- [Data shown]

+===+

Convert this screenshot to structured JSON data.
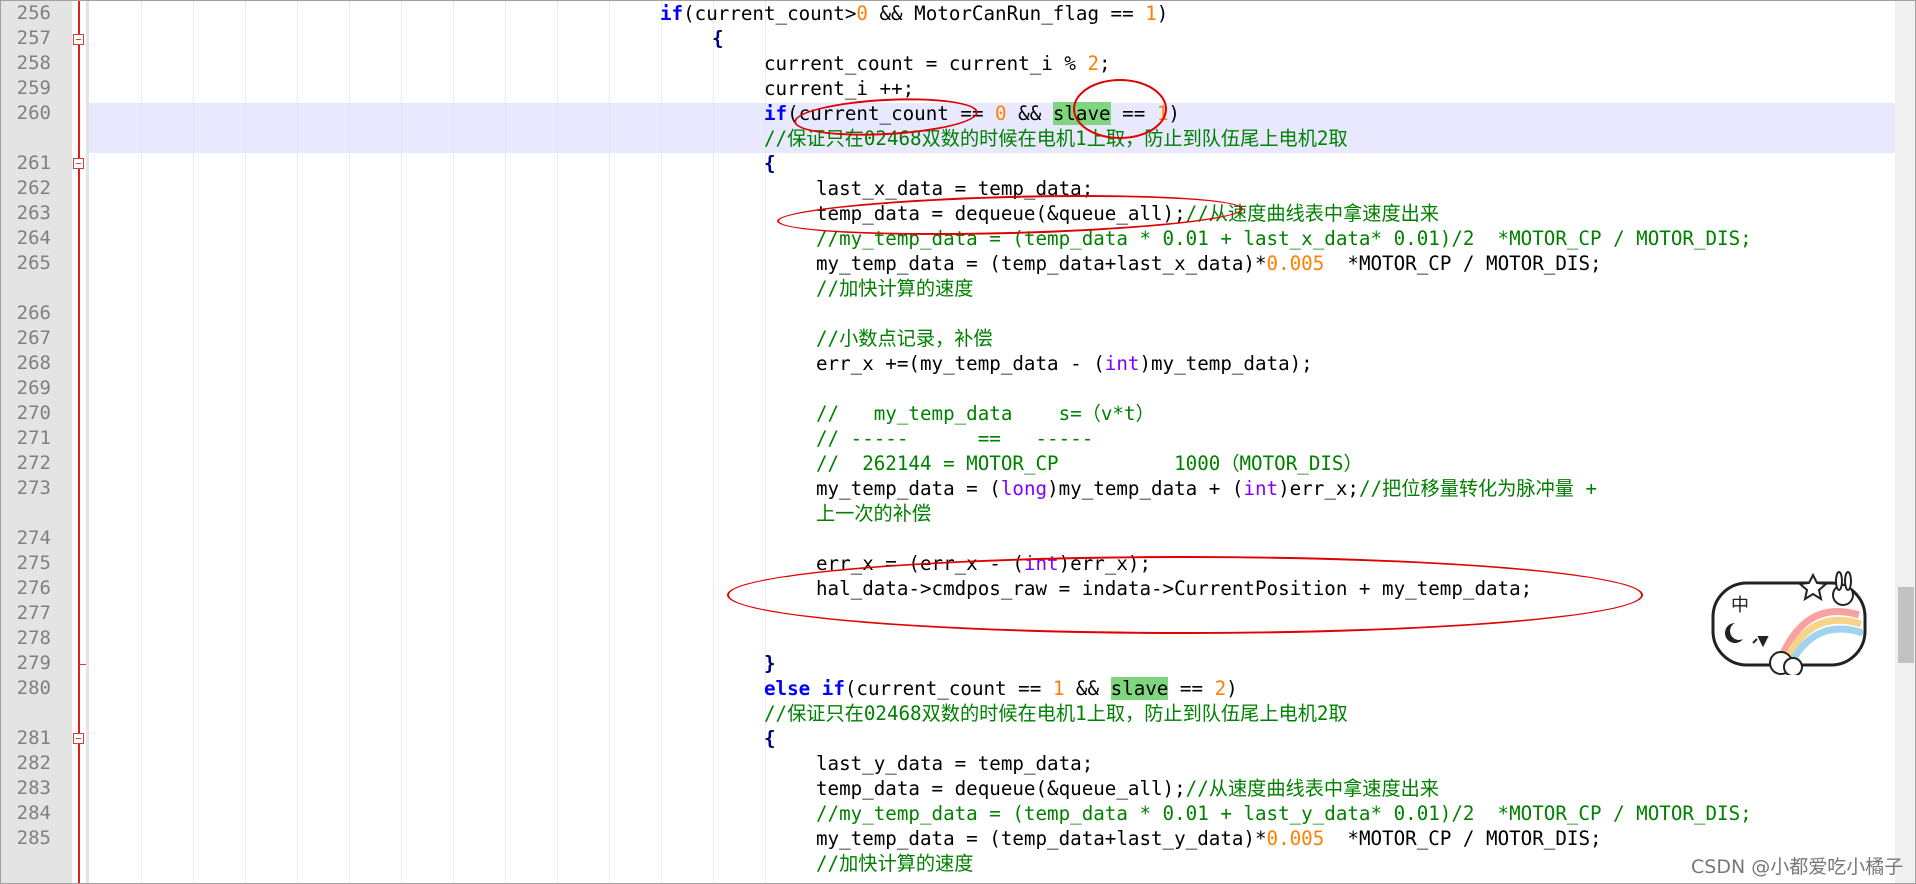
{
  "line_numbers": [
    "256",
    "257",
    "258",
    "259",
    "260",
    "261",
    "262",
    "263",
    "264",
    "265",
    "266",
    "267",
    "268",
    "269",
    "270",
    "271",
    "272",
    "273",
    "274",
    "275",
    "276",
    "277",
    "278",
    "279",
    "280",
    "281",
    "282",
    "283",
    "284",
    "285"
  ],
  "code": {
    "l256": {
      "if": "if",
      "open": "(current_count>",
      "zero": "0",
      "and": " && MotorCanRun_flag == ",
      "one": "1",
      "close": ")"
    },
    "l257": "{",
    "l258": {
      "a": "current_count = current_i % ",
      "two": "2",
      "b": ";"
    },
    "l259": "current_i ++;",
    "l260": {
      "if": "if",
      "a": "(current_count == ",
      "zero": "0",
      "b": " && ",
      "slave": "slave",
      "c": " == ",
      "one": "1",
      "d": ")"
    },
    "l260c": "//保证只在02468双数的时候在电机1上取，防止到队伍尾上电机2取",
    "l261": "{",
    "l262": "last_x_data = temp_data;",
    "l263": {
      "a": "temp_data = dequeue(&queue_all);",
      "c": "//从速度曲线表中拿速度出来"
    },
    "l264": "//my_temp_data = (temp_data * 0.01 + last_x_data* 0.01)/2  *MOTOR_CP / MOTOR_DIS;",
    "l265": {
      "a": "my_temp_data = (temp_data+last_x_data)*",
      "num": "0.005",
      "b": "  *MOTOR_CP / MOTOR_DIS;"
    },
    "l265c": "//加快计算的速度",
    "l267": "//小数点记录，补偿",
    "l268": {
      "a": "err_x +=(my_temp_data - (",
      "int": "int",
      "b": ")my_temp_data);"
    },
    "l270": "//   my_temp_data    s=（v*t）",
    "l271": "// -----      ==   -----",
    "l272": "//  262144 = MOTOR_CP          1000（MOTOR_DIS）",
    "l273": {
      "a": "my_temp_data = (",
      "long": "long",
      "b": ")my_temp_data + (",
      "int": "int",
      "c": ")err_x;",
      "cm": "//把位移量转化为脉冲量 +"
    },
    "l273c": "上一次的补偿",
    "l275": {
      "a": "err_x = (err_x - (",
      "int": "int",
      "b": ")err_x);"
    },
    "l276": "hal_data->cmdpos_raw = indata->CurrentPosition + my_temp_data;",
    "l279": "}",
    "l280": {
      "else": "else",
      "if": " if",
      "a": "(current_count == ",
      "one": "1",
      "b": " && ",
      "slave": "slave",
      "c": " == ",
      "two": "2",
      "d": ")"
    },
    "l280c": "//保证只在02468双数的时候在电机1上取，防止到队伍尾上电机2取",
    "l281": "{",
    "l282": "last_y_data = temp_data;",
    "l283": {
      "a": "temp_data = dequeue(&queue_all);",
      "c": "//从速度曲线表中拿速度出来"
    },
    "l284": "//my_temp_data = (temp_data * 0.01 + last_y_data* 0.01)/2  *MOTOR_CP / MOTOR_DIS;",
    "l285": {
      "a": "my_temp_data = (temp_data+last_y_data)*",
      "num": "0.005",
      "b": "  *MOTOR_CP / MOTOR_DIS;"
    },
    "l285c": "//加快计算的速度"
  },
  "sticker_text": "中",
  "watermark": "CSDN @小都爱吃小橘子"
}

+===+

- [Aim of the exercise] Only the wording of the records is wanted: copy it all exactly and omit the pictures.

- [Reply to the exercise]
Convert this screenshot to structured JSON data.
{
  "line_numbers": [
    "256",
    "257",
    "258",
    "259",
    "260",
    "261",
    "262",
    "263",
    "264",
    "265",
    "266",
    "267",
    "268",
    "269",
    "270",
    "271",
    "272",
    "273",
    "274",
    "275",
    "276",
    "277",
    "278",
    "279",
    "280",
    "281",
    "282",
    "283",
    "284",
    "285"
  ],
  "code": {
    "l256": {
      "if": "if",
      "open": "(current_count>",
      "zero": "0",
      "and": " && MotorCanRun_flag == ",
      "one": "1",
      "close": ")"
    },
    "l257": "{",
    "l258": {
      "a": "current_count = current_i % ",
      "two": "2",
      "b": ";"
    },
    "l259": "current_i ++;",
    "l260": {
      "if": "if",
      "a": "(current_count == ",
      "zero": "0",
      "b": " && ",
      "slave": "slave",
      "c": " == ",
      "one": "1",
      "d": ")"
    },
    "l260c": "//保证只在02468双数的时候在电机1上取，防止到队伍尾上电机2取",
    "l261": "{",
    "l262": "last_x_data = temp_data;",
    "l263": {
      "a": "temp_data = dequeue(&queue_all);",
      "c": "//从速度曲线表中拿速度出来"
    },
    "l264": "//my_temp_data = (temp_data * 0.01 + last_x_data* 0.01)/2  *MOTOR_CP / MOTOR_DIS;",
    "l265": {
      "a": "my_temp_data = (temp_data+last_x_data)*",
      "num": "0.005",
      "b": "  *MOTOR_CP / MOTOR_DIS;"
    },
    "l265c": "//加快计算的速度",
    "l267": "//小数点记录，补偿",
    "l268": {
      "a": "err_x +=(my_temp_data - (",
      "int": "int",
      "b": ")my_temp_data);"
    },
    "l270": "//   my_temp_data    s=（v*t）",
    "l271": "// -----      ==   -----",
    "l272": "//  262144 = MOTOR_CP          1000（MOTOR_DIS）",
    "l273": {
      "a": "my_temp_data = (",
      "long": "long",
      "b": ")my_temp_data + (",
      "int": "int",
      "c": ")err_x;",
      "cm": "//把位移量转化为脉冲量 +"
    },
    "l273c": "上一次的补偿",
    "l275": {
      "a": "err_x = (err_x - (",
      "int": "int",
      "b": ")err_x);"
    },
    "l276": "hal_data->cmdpos_raw = indata->CurrentPosition + my_temp_data;",
    "l279": "}",
    "l280": {
      "else": "else",
      "if": " if",
      "a": "(current_count == ",
      "one": "1",
      "b": " && ",
      "slave": "slave",
      "c": " == ",
      "two": "2",
      "d": ")"
    },
    "l280c": "//保证只在02468双数的时候在电机1上取，防止到队伍尾上电机2取",
    "l281": "{",
    "l282": "last_y_data = temp_data;",
    "l283": {
      "a": "temp_data = dequeue(&queue_all);",
      "c": "//从速度曲线表中拿速度出来"
    },
    "l284": "//my_temp_data = (temp_data * 0.01 + last_y_data* 0.01)/2  *MOTOR_CP / MOTOR_DIS;",
    "l285": {
      "a": "my_temp_data = (temp_data+last_y_data)*",
      "num": "0.005",
      "b": "  *MOTOR_CP / MOTOR_DIS;"
    },
    "l285c": "//加快计算的速度"
  },
  "sticker_text": "中",
  "watermark": "CSDN @小都爱吃小橘子"
}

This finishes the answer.